Chivalry is a medieval system of principles and customs of knighthood. The term is used today to represent the qualities idealised by knighthood, such as bravery, courtesy, honour, and gallantry toward women.
Since at least the 9th century (and probably much earlier) it was considered that society was divided into three parts: the religious who cared for society's spiritual needs; the warriors who protected society; and the labourers who provided basics such as food for everyone. The knights or chevaliers constituted the warrior class and though the concept of chivalry seems to have developed after the notional partition of society, the two were closely linked. Chivalry developed in the second half of the 11th century in northern France. The early influence of the French in shaping chivalry is demonstrated by the fact that when Italian authors wrote on the subject they used French terms.
The concept of chivalry has been highly influential in European culture, and was a key feature of many romances. By the late 18th century the romanticised ideals of chivalry were contrasted by Edmund Blake with "sophisters, economists and calculators" of the early modern period. It alluded to a golden age that had passed.
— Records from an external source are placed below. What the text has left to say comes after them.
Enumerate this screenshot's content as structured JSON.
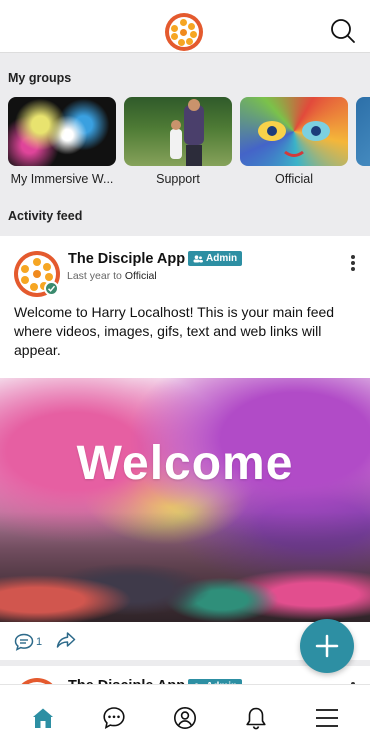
{
  "header": {
    "logo": "disciple-logo",
    "search_icon": "search-icon"
  },
  "groups": {
    "title": "My groups",
    "items": [
      {
        "label": "My Immersive W..."
      },
      {
        "label": "Support"
      },
      {
        "label": "Official"
      },
      {
        "label": ""
      }
    ]
  },
  "feed": {
    "title": "Activity feed",
    "post": {
      "author": "The Disciple App",
      "badge": "Admin",
      "time": "Last year",
      "to_word": "to",
      "group": "Official",
      "text": "Welcome to Harry Localhost! This is your main feed where videos, images, gifs, text and web links will appear.",
      "image_text": "Welcome",
      "comment_count": "1"
    },
    "next_post": {
      "author": "The Disciple App",
      "badge": "Admin"
    }
  },
  "fab_icon": "plus-icon",
  "tabs": [
    {
      "name": "home",
      "icon": "home-icon"
    },
    {
      "name": "chat",
      "icon": "chat-icon"
    },
    {
      "name": "profile",
      "icon": "profile-icon"
    },
    {
      "name": "notifications",
      "icon": "bell-icon"
    },
    {
      "name": "menu",
      "icon": "menu-icon"
    }
  ],
  "colors": {
    "accent": "#2d8fa3",
    "logo_orange": "#e45a2e",
    "logo_yellow": "#f6a623",
    "home_active": "#2d8fa3"
  }
}
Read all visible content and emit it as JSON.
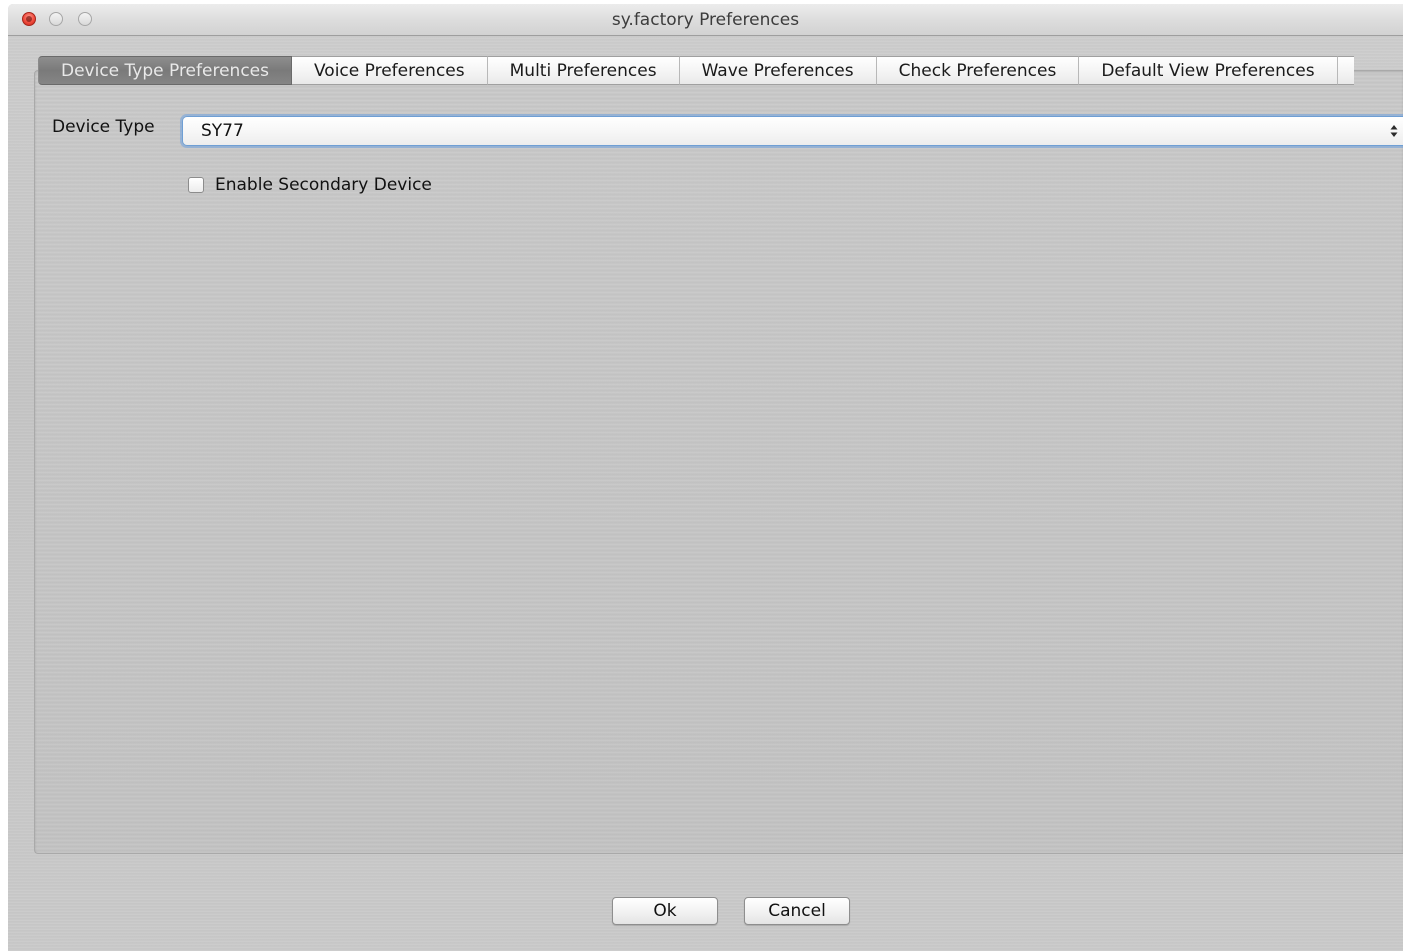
{
  "window": {
    "title": "sy.factory Preferences"
  },
  "tabs": [
    {
      "label": "Device Type Preferences",
      "active": true
    },
    {
      "label": "Voice Preferences",
      "active": false
    },
    {
      "label": "Multi Preferences",
      "active": false
    },
    {
      "label": "Wave Preferences",
      "active": false
    },
    {
      "label": "Check Preferences",
      "active": false
    },
    {
      "label": "Default View Preferences",
      "active": false
    }
  ],
  "form": {
    "device_type_label": "Device Type",
    "device_type_value": "SY77",
    "secondary_checkbox_label": "Enable Secondary Device",
    "secondary_checked": false
  },
  "buttons": {
    "ok_label": "Ok",
    "cancel_label": "Cancel"
  },
  "colors": {
    "focus_ring": "#6f9fd4",
    "close_button": "#f04a3c",
    "active_tab": "#858585"
  }
}
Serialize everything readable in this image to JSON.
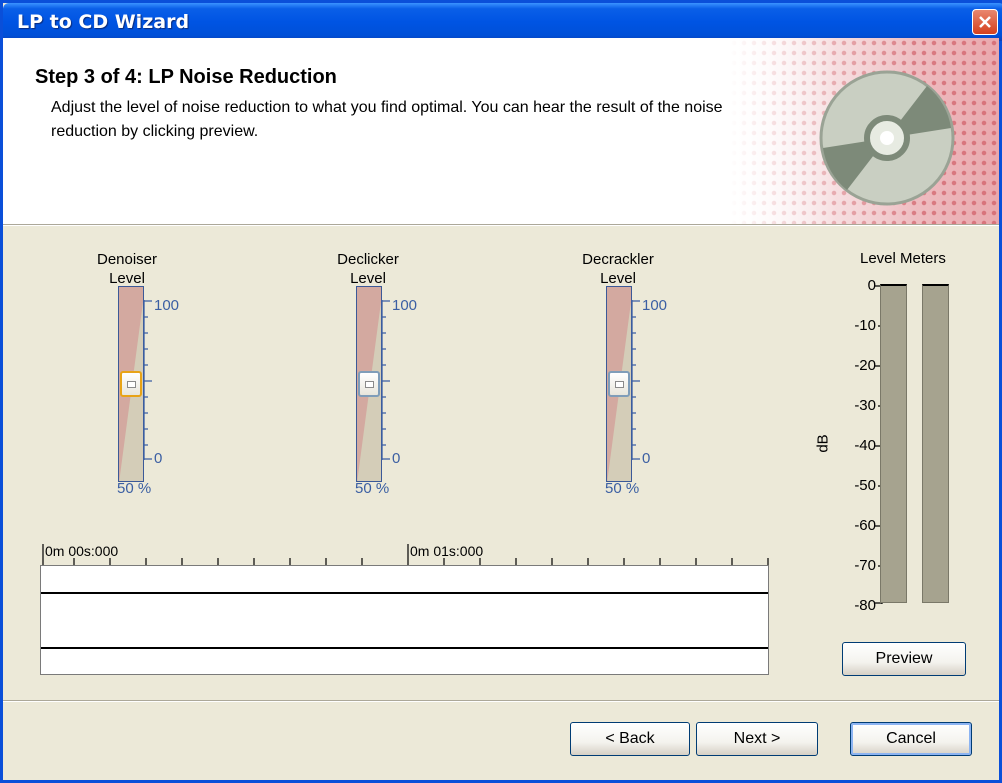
{
  "window": {
    "title": "LP to CD Wizard"
  },
  "header": {
    "step_title": "Step 3 of 4: LP Noise Reduction",
    "description": "Adjust the level of noise reduction to what you find optimal. You can hear the result of the noise reduction by clicking preview."
  },
  "sliders": [
    {
      "label_line1": "Denoiser",
      "label_line2": "Level",
      "max": "100",
      "min": "0",
      "value_text": "50 %",
      "value": 0.5
    },
    {
      "label_line1": "Declicker",
      "label_line2": "Level",
      "max": "100",
      "min": "0",
      "value_text": "50 %",
      "value": 0.5
    },
    {
      "label_line1": "Decrackler",
      "label_line2": "Level",
      "max": "100",
      "min": "0",
      "value_text": "50 %",
      "value": 0.5
    }
  ],
  "timeline": {
    "start_label": "0m 00s:000",
    "mid_label": "0m 01s:000"
  },
  "level_meters": {
    "title": "Level Meters",
    "unit": "dB",
    "scale": [
      "0",
      "-10",
      "-20",
      "-30",
      "-40",
      "-50",
      "-60",
      "-70",
      "-80"
    ]
  },
  "buttons": {
    "preview": "Preview",
    "back": "< Back",
    "next": "Next >",
    "cancel": "Cancel"
  },
  "colors": {
    "titlebar": "#0054e3",
    "accent": "#3b5fa3",
    "background": "#ece9d8"
  }
}
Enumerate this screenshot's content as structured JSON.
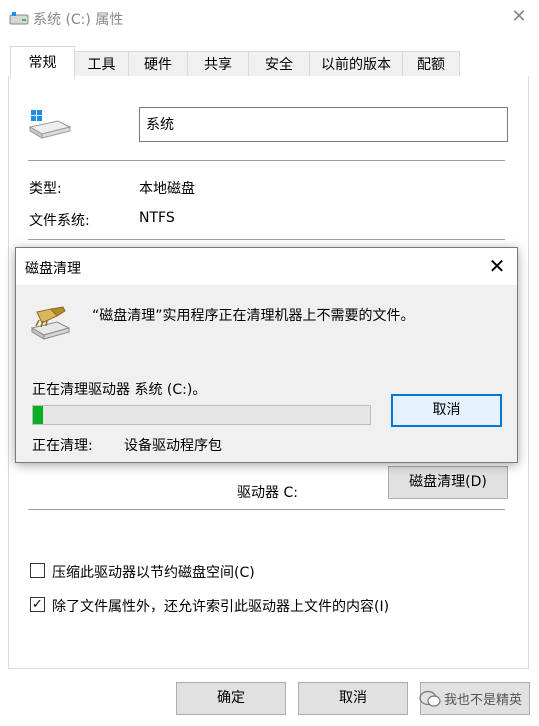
{
  "window": {
    "title": "系统 (C:) 属性",
    "close_icon": "close-icon"
  },
  "tabs": [
    {
      "label": "常规",
      "active": true
    },
    {
      "label": "工具",
      "active": false
    },
    {
      "label": "硬件",
      "active": false
    },
    {
      "label": "共享",
      "active": false
    },
    {
      "label": "安全",
      "active": false
    },
    {
      "label": "以前的版本",
      "active": false
    },
    {
      "label": "配额",
      "active": false
    }
  ],
  "general": {
    "drive_icon": "drive-icon",
    "name_value": "系统",
    "type_label": "类型:",
    "type_value": "本地磁盘",
    "fs_label": "文件系统:",
    "fs_value": "NTFS",
    "drive_label": "驱动器 C:",
    "cleanup_button": "磁盘清理(D)",
    "compress_label": "压缩此驱动器以节约磁盘空间(C)",
    "compress_checked": false,
    "index_label": "除了文件属性外，还允许索引此驱动器上文件的内容(I)",
    "index_checked": true
  },
  "dialog": {
    "title": "磁盘清理",
    "message": "“磁盘清理”实用程序正在清理机器上不需要的文件。",
    "status": "正在清理驱动器 系统 (C:)。",
    "progress": 0.01,
    "cancel_button": "取消",
    "current_label": "正在清理:",
    "current_value": "设备驱动程序包"
  },
  "footer": {
    "ok_button": "确定",
    "cancel_button": "取消"
  },
  "watermark": {
    "text": "我也不是精英"
  },
  "colors": {
    "accent": "#0078d7",
    "progress_fill": "#06b025"
  }
}
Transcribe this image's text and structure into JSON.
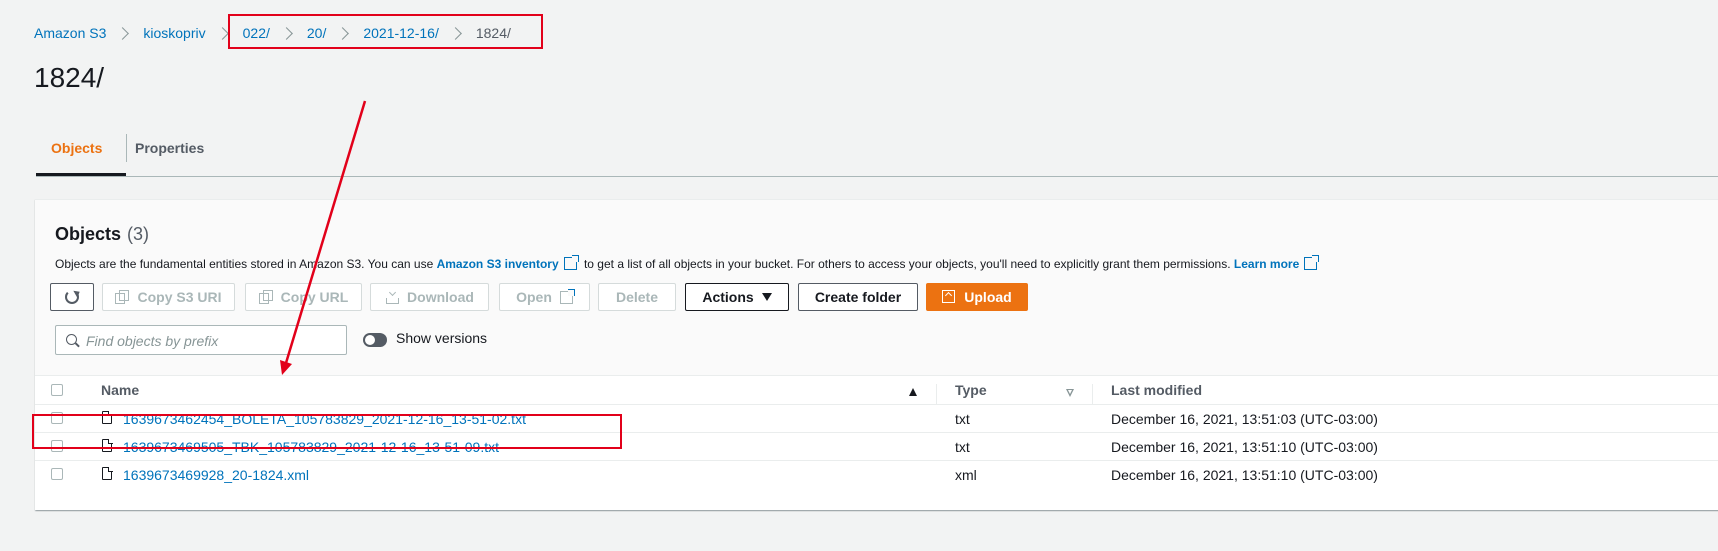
{
  "breadcrumb": [
    {
      "label": "Amazon S3",
      "current": false
    },
    {
      "label": "kioskopriv",
      "current": false
    },
    {
      "label": "022/",
      "current": false
    },
    {
      "label": "20/",
      "current": false
    },
    {
      "label": "2021-12-16/",
      "current": false
    },
    {
      "label": "1824/",
      "current": true
    }
  ],
  "page_title": "1824/",
  "tabs": [
    {
      "label": "Objects",
      "active": true
    },
    {
      "label": "Properties",
      "active": false
    }
  ],
  "objects_panel": {
    "title": "Objects",
    "count": "(3)",
    "description": {
      "before": "Objects are the fundamental entities stored in Amazon S3. You can use",
      "inventory_link": "Amazon S3 inventory",
      "middle": "to get a list of all objects in your bucket. For others to access your objects, you'll need to explicitly grant them permissions.",
      "learn_more": "Learn more"
    },
    "toolbar": {
      "refresh_icon": "refresh-icon",
      "copy_s3_uri": "Copy S3 URI",
      "copy_url": "Copy URL",
      "download": "Download",
      "open": "Open",
      "delete": "Delete",
      "actions": "Actions",
      "create_folder": "Create folder",
      "upload": "Upload"
    },
    "search": {
      "placeholder": "Find objects by prefix",
      "value": ""
    },
    "show_versions": {
      "label": "Show versions",
      "on": false
    },
    "columns": {
      "name": "Name",
      "type": "Type",
      "last_modified": "Last modified"
    },
    "rows": [
      {
        "name": "1639673462454_BOLETA_105783829_2021-12-16_13-51-02.txt",
        "type": "txt",
        "last_modified": "December 16, 2021, 13:51:03 (UTC-03:00)"
      },
      {
        "name": "1639673469505_TBK_105783829_2021-12-16_13-51-09.txt",
        "type": "txt",
        "last_modified": "December 16, 2021, 13:51:10 (UTC-03:00)"
      },
      {
        "name": "1639673469928_20-1824.xml",
        "type": "xml",
        "last_modified": "December 16, 2021, 13:51:10 (UTC-03:00)"
      }
    ]
  },
  "colors": {
    "accent": "#ec7211",
    "link": "#0073bb",
    "annotation": "#e2001a"
  }
}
- Keen, Maurice (1984). Chivalry. Yale University Press. pp. 3–4. ISBN 0-300-10767-6.
- Scaglione, Aldo D. (1991). Knights at Court: Courtliness, Chivalry, & Courtesy from Ottonian Germany to the Italian Renaissance. Berkeley and Los Angeles: University of California Press. p. 6. ISBN 0-520-07270-7.
- Keen, Chivalry, p. 41.
- Keen, Chivalry, pp. 1–2.